This Session at tech-ed was held by Rob Tiffany, about how to utilize SQLCe with merge replication to achieve a scalable solution with SQL Merge replication to and from devices.

This is the typical session that I wish I’ve been to 3 years ago. We’re using merge replication to devices In our current product (not the new on though). We’ve had moderate success with it, but Rob’s recommendations could definitely improve our synchronization performance.

In general most of the what Rob recommended is about the setup of replication devices, and the performance of the hardware on which they run. There were also some suggestions of organizing the database. Ill try to summarize.

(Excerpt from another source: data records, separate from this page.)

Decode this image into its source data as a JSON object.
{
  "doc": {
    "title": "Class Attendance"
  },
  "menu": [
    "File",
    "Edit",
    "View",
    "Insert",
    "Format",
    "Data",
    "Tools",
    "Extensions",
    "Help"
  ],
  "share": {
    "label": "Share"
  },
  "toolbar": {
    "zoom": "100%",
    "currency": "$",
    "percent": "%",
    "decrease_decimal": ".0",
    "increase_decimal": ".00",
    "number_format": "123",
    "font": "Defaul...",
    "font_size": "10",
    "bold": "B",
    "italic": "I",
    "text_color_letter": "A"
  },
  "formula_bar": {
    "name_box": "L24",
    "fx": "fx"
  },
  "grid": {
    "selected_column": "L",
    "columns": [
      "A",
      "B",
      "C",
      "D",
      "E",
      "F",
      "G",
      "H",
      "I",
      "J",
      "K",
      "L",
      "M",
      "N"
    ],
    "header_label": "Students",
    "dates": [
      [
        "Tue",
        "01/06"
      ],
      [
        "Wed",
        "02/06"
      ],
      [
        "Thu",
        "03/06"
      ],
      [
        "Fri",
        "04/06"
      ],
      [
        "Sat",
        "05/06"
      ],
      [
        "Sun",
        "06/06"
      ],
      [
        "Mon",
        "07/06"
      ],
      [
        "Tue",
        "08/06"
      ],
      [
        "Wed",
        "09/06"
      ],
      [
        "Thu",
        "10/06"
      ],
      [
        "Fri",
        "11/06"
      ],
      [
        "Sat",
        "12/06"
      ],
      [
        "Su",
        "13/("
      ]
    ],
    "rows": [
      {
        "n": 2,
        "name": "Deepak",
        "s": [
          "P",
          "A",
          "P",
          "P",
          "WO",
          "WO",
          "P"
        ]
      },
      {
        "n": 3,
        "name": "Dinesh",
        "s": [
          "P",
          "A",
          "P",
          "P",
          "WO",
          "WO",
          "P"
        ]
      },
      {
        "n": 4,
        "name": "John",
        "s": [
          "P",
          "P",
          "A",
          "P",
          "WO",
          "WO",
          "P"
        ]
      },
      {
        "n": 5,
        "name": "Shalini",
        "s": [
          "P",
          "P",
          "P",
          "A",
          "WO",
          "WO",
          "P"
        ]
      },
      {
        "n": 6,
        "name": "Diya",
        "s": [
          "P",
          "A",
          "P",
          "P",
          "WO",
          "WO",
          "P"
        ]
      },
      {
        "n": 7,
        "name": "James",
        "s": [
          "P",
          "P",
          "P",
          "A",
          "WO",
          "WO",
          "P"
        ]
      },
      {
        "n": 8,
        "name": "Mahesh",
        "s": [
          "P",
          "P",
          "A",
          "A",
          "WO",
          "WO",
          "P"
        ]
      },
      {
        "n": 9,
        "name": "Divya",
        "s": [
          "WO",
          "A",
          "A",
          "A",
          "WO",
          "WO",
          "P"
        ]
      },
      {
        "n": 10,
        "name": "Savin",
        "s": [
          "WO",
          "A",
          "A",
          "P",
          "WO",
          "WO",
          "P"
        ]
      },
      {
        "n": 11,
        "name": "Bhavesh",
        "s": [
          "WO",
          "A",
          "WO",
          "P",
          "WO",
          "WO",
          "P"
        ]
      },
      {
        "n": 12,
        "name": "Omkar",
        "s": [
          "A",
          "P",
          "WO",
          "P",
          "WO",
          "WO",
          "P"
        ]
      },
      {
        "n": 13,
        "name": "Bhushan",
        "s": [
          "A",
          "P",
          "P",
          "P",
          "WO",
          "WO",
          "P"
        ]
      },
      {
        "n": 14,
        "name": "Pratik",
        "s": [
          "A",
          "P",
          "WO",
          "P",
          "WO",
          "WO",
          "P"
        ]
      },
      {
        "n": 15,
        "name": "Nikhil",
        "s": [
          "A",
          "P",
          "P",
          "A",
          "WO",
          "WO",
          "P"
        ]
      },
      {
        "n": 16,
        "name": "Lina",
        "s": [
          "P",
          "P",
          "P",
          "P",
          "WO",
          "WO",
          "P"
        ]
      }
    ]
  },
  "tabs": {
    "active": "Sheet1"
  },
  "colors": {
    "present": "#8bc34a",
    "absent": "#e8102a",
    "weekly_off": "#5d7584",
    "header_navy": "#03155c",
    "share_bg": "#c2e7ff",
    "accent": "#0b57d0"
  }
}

  • Organize your data across replication servers based on geographical location, it is easier for an SQL server to handle a subset of the overall data based on location. Location is also natural when it comes to mobile devices.
  • Have the replicated databases synchronize their subsets of business hours.
  • Make sure that the database reserves most of the data, but leave some memory left. This is to make sure the database works intensively with memory without thrashing the memory access for the operating systems services. Swapping memory to disk for common operating system services can reduce the performance of the server.
  • Keep as short a span as possible for the subscription timeout date. The faster a subscription times out the less meta-data is stored.
  • Have the hidden system tables run on a different physical disc than the database itself.
  • Having row-level tracking increases performance but can increase the amount of conflicts.
  • Try to keep join-filter depth as low as possible, and reduce the amount of filters. The database structure sets the limits of how good performance you can achieve with merge-replication.
  • Make sure the thread-pool settings equals the numbers of cores of the hardware, this is to avoid thrashing the CPU with alot of thread switching.
  • Try to defrag or rebuild the indexes on the replicators often. A good tool to check for indexing hot spots is the performance dashboard
  • For the IIS have the .dll file used for merge replication located on a separate physical disc.

All in all, alot of suggestions on how to make your merge replication work better on mobile devices and scale across geographical locations.